Carroll’s letter was read, and her voice was heard. The Miss America Organization changed the age requirements for the national, state and local competitions.
“I was shocked not only that the organization had read my letter, but that I helped to change a national rule by using my voice,” Carroll said. “That is my message to children I speak to across Sampson County. Never give up on your dreams. Never forget that you can use your voice to make an impact.”
“Healthy Me, Health NC” is Carroll’s platform, which she developed based on a concept that individuals who make healthy lifestyle choices will make their community and state a healthier place.

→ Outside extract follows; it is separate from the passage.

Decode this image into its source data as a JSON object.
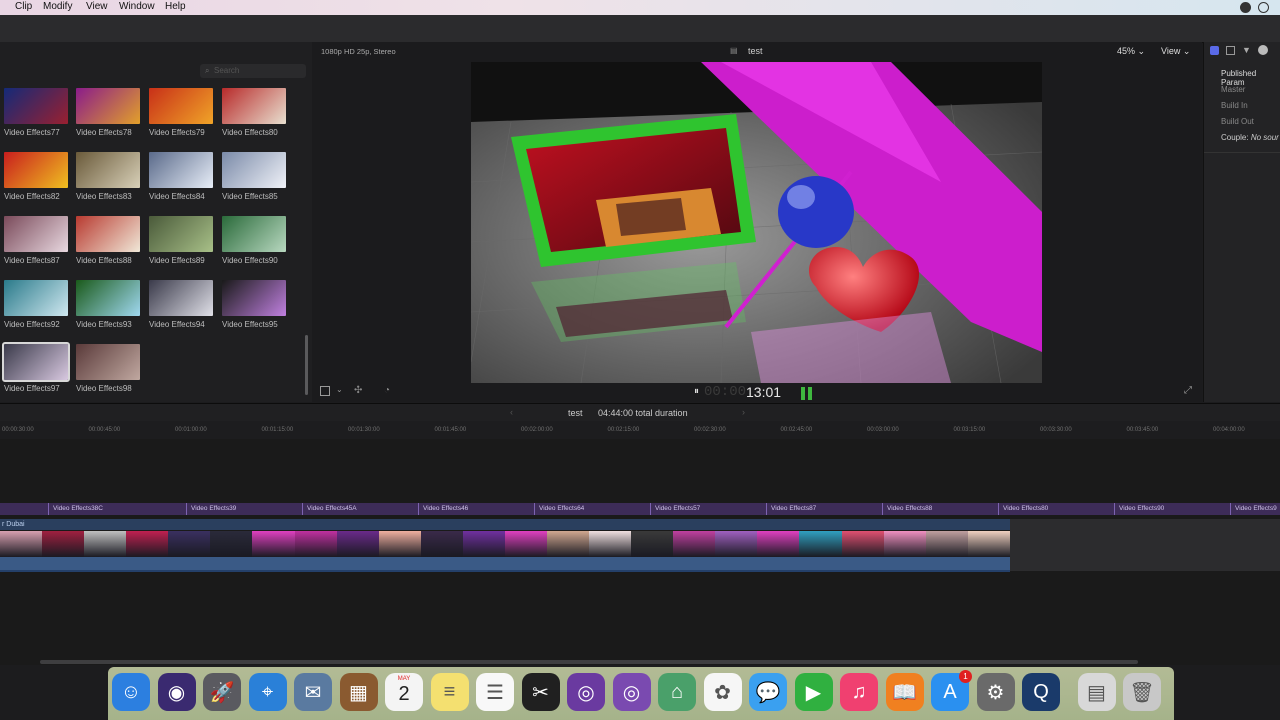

“What began as a nutrition education program offered in schools, health departments, and hospitals has evolved into a statewide movement with an online presence via #HealthyMeHealthyNC,” Carroll said. “I have accumulated over 5,000 hours of community service most of which involves nutrition education.”
Under her platform, Carroll has been able to create a nutrition coloring book for children available in all N.C. Children’s Miracle Network Hospitals; speak with diabetes support groups, and breastfeeding moms groups, at times using an interpreter to break through language barriers; teach weekly nutrition classes for cancer patients and survivors at Duke-Raleigh Hospital; offer a lunch-and-learn nutrition series for employees at the U.S. Department of Agriculture; provide medical nutrition therapy to home-bound residents across the state of North Carolina; and partner with “Cooking Matters,” a national organization teaching families how to shop for and cook nutritious meals on a budget.
This isn’t the first time Carroll has represented Sampson County in a pageant. She won the title of Miss Greater Sampson County Outstanding Teen in 2013, and winning the title this year completed the circle.
“I was so overwhelmed with gratitude as I was crowned Miss Greater Sampson County,” Carroll explained. “Representing the incredible salt of the earth, hard-working people of Sampson County is an absolute honor. Preparing for Miss North Carolina has been extremely grueling, but I would not be where I am today without my incredible Greater Sampson County Committee, and the numerous Sampson County sponsors that supported me.”
Carroll says if she could be remembered for one thing, it would be her faith in Jesus Christ.
“I know this world is only temporary, but my goal is that every person I encounter would feel His love and light through me,” Carroll said.
A native of Smithfield, Carroll is the daughter of Mike and Lynda Carroll. She received her bachelor of science in nutrition from North Carolina State University and master of science in nutrition from Meredith College. She is currently completing a dietetic internship through the University of North Carolina-Greensboro to become a registered dietitian.
Reach Kristy D. Carter at 910-592-8137, ext. 2588. Follow us on Twitter at @SampsonInd. Like us on Facebook.